Supplied records.
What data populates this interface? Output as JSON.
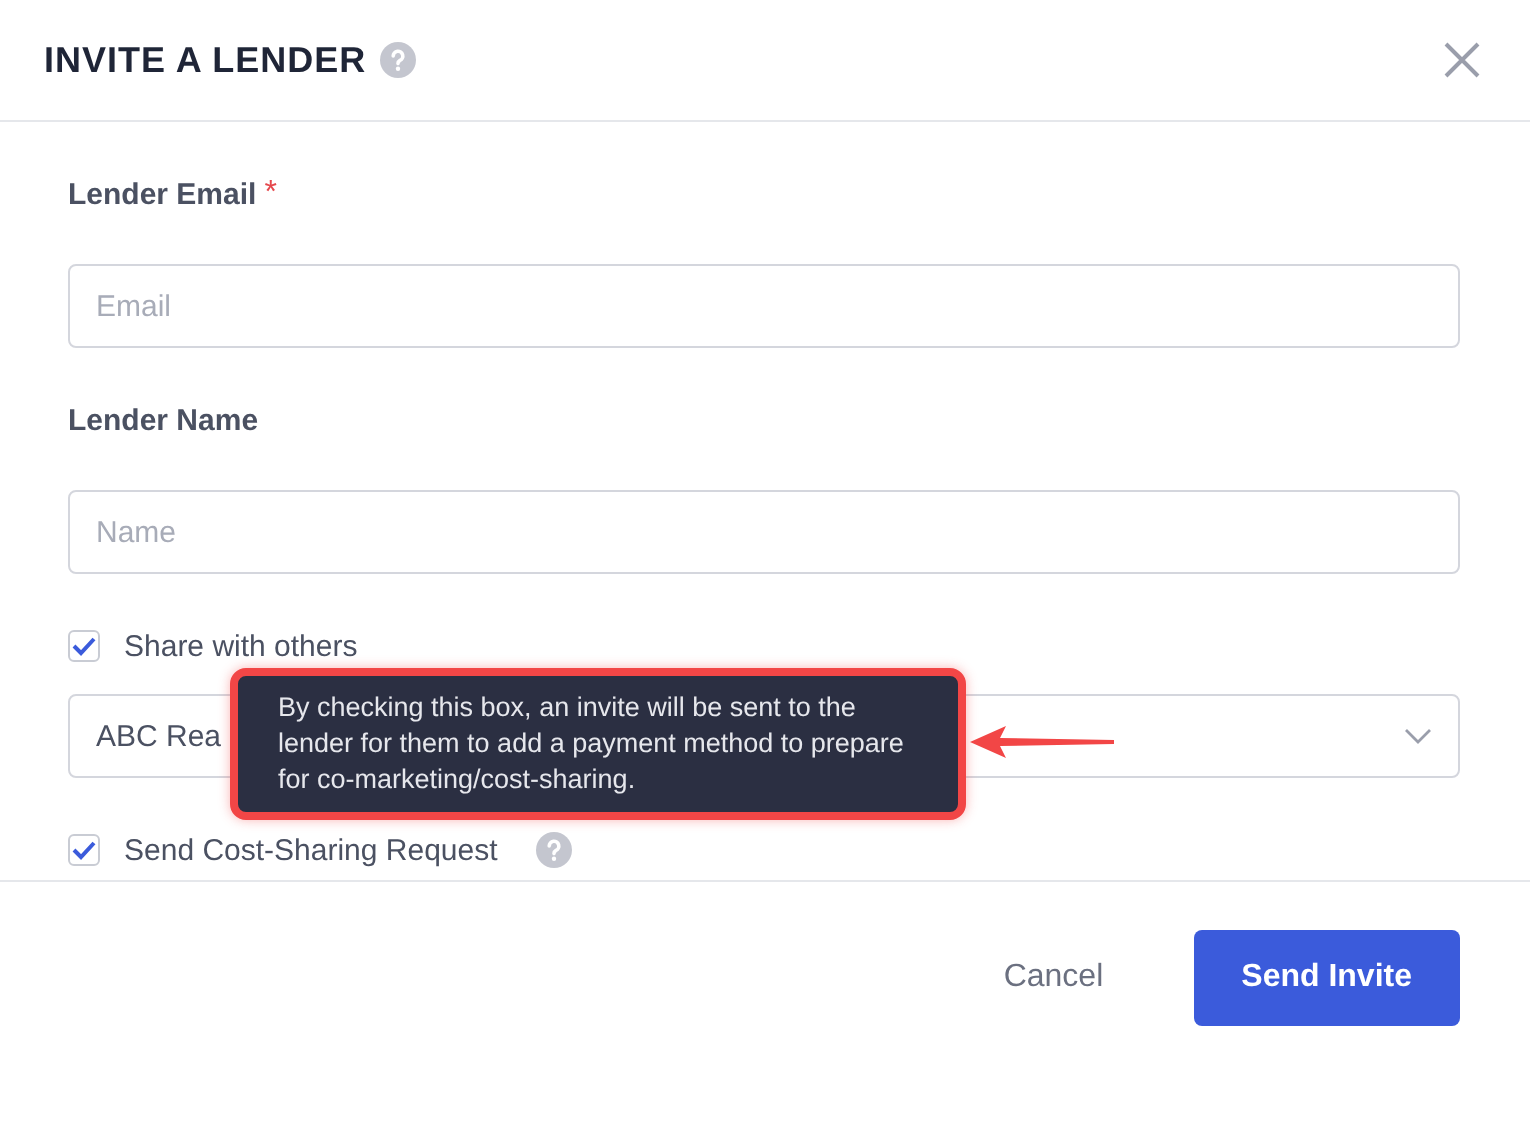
{
  "dialog": {
    "title": "INVITE A LENDER"
  },
  "fields": [
    {
      "label": "Lender Email",
      "required": true,
      "required_mark": "*",
      "placeholder": "Email"
    },
    {
      "label": "Lender Name",
      "required": false,
      "placeholder": "Name"
    }
  ],
  "share": {
    "label": "Share with others",
    "checked": true
  },
  "select": {
    "value": "ABC Rea"
  },
  "cost_sharing": {
    "label": "Send Cost-Sharing Request",
    "checked": true
  },
  "tooltip": {
    "text": "By checking this box, an invite will be sent to the lender for them to add a payment method to prepare for co-marketing/cost-sharing."
  },
  "buttons": [
    {
      "label": "Cancel",
      "kind": "secondary"
    },
    {
      "label": "Send Invite",
      "kind": "primary"
    }
  ]
}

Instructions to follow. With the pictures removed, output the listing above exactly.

Written solution.
What data populates this interface? Output as JSON.
{
  "dialog": {
    "title": "INVITE A LENDER"
  },
  "fields": [
    {
      "label": "Lender Email",
      "required": true,
      "required_mark": "*",
      "placeholder": "Email"
    },
    {
      "label": "Lender Name",
      "required": false,
      "placeholder": "Name"
    }
  ],
  "share": {
    "label": "Share with others",
    "checked": true
  },
  "select": {
    "value": "ABC Rea"
  },
  "cost_sharing": {
    "label": "Send Cost-Sharing Request",
    "checked": true
  },
  "tooltip": {
    "text": "By checking this box, an invite will be sent to the lender for them to add a payment method to prepare for co-marketing/cost-sharing."
  },
  "buttons": [
    {
      "label": "Cancel",
      "kind": "secondary"
    },
    {
      "label": "Send Invite",
      "kind": "primary"
    }
  ]
}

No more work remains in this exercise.